### The problem
From the entries below, please gather each line containing the string "title".

═════ Data provided ═════

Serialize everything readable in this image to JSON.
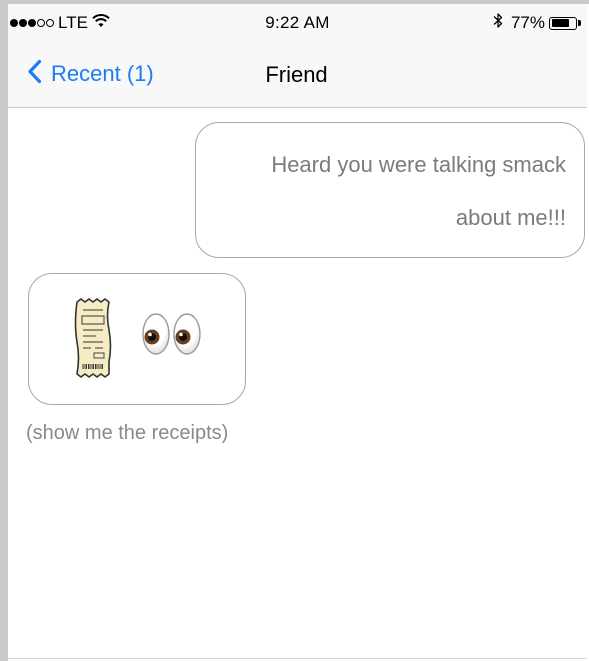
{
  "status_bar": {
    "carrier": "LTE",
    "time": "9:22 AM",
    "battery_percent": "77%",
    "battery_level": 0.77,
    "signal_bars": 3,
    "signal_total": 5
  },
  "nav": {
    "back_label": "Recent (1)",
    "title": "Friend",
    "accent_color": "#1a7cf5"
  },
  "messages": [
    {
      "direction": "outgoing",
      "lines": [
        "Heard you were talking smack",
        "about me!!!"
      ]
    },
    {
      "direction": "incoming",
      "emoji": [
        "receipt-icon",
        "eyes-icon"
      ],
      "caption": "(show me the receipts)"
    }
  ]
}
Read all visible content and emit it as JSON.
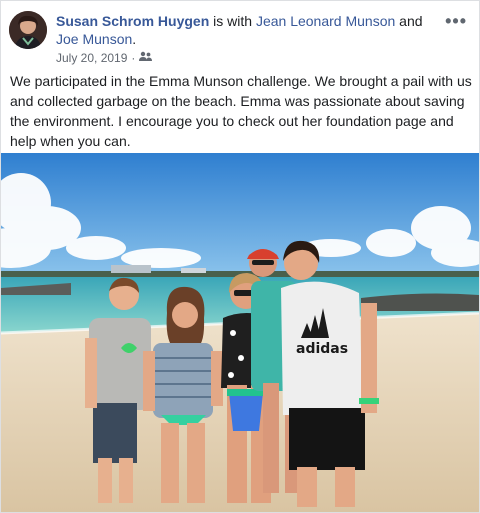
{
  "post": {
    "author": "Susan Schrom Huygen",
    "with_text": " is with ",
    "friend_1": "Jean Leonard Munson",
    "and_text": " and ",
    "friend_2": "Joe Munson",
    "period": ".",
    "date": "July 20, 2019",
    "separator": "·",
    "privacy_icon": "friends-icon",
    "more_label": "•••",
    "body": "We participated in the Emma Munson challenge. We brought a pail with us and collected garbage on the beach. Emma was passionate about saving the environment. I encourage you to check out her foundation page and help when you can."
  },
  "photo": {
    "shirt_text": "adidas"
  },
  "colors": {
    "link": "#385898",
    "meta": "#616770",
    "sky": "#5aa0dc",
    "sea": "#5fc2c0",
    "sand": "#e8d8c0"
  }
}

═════
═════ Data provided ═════

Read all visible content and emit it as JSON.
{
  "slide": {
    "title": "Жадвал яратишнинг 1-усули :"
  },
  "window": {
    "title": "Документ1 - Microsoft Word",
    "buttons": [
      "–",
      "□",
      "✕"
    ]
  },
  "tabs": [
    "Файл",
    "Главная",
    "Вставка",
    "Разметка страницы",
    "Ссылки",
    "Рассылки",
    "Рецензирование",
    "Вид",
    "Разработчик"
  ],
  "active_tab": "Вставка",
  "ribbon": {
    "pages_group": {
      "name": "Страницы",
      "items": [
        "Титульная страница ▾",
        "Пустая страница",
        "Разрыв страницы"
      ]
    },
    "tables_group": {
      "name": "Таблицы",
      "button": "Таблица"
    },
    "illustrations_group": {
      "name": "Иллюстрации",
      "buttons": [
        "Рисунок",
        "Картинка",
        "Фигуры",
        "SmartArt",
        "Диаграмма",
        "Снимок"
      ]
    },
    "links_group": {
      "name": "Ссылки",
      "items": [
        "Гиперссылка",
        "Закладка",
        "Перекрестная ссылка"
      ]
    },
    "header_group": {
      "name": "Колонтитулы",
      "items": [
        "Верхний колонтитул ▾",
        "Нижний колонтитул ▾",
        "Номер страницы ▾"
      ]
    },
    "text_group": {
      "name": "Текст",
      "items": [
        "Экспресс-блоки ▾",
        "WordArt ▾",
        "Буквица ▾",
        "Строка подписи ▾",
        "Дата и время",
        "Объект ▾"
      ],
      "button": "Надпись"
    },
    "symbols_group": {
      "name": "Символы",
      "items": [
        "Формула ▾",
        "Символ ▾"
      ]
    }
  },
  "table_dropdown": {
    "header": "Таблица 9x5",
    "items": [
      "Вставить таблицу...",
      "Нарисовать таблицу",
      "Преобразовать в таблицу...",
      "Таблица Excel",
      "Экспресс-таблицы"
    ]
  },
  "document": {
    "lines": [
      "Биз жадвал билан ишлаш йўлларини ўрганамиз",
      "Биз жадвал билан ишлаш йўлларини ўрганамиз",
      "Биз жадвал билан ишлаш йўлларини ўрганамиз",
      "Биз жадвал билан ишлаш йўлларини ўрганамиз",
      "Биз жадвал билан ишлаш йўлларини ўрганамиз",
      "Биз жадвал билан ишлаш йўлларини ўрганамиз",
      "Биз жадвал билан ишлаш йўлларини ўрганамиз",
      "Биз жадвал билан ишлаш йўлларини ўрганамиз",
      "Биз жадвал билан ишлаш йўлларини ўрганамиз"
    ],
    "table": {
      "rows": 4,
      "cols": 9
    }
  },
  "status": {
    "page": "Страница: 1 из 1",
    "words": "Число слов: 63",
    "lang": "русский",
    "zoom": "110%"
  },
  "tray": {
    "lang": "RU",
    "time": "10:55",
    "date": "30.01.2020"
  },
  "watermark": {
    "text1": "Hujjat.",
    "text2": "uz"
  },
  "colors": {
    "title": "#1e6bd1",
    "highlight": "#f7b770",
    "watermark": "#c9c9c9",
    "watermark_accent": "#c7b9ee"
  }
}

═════
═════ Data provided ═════

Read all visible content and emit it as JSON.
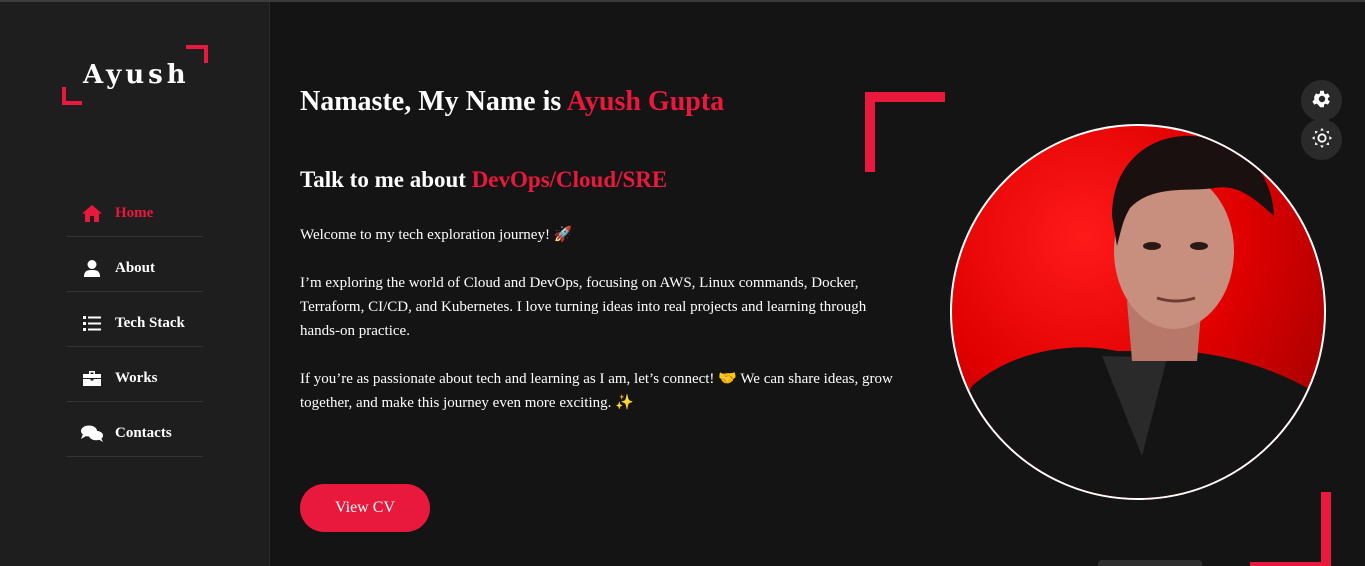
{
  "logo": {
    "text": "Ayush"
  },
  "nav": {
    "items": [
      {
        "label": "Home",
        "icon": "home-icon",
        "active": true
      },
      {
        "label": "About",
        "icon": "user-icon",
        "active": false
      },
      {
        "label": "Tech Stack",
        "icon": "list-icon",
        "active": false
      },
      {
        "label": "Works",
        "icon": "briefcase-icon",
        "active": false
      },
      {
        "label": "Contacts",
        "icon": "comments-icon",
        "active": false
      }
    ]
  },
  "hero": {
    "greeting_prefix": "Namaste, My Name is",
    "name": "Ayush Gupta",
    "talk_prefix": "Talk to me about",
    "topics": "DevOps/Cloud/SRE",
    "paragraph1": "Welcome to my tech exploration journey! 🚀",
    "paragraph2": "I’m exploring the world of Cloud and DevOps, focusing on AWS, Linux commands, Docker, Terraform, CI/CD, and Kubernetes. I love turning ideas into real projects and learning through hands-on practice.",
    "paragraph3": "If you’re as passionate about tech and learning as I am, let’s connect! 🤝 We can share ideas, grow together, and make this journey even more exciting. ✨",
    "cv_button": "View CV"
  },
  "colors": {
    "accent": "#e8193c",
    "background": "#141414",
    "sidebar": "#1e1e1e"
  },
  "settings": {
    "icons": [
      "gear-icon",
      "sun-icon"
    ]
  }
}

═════

### Your solution
    "title": "Friend",
    "title": "Жадвал яратишнинг 1-усули :"
    "title": "Документ1 - Microsoft Word",
    "title": "#1e6bd1",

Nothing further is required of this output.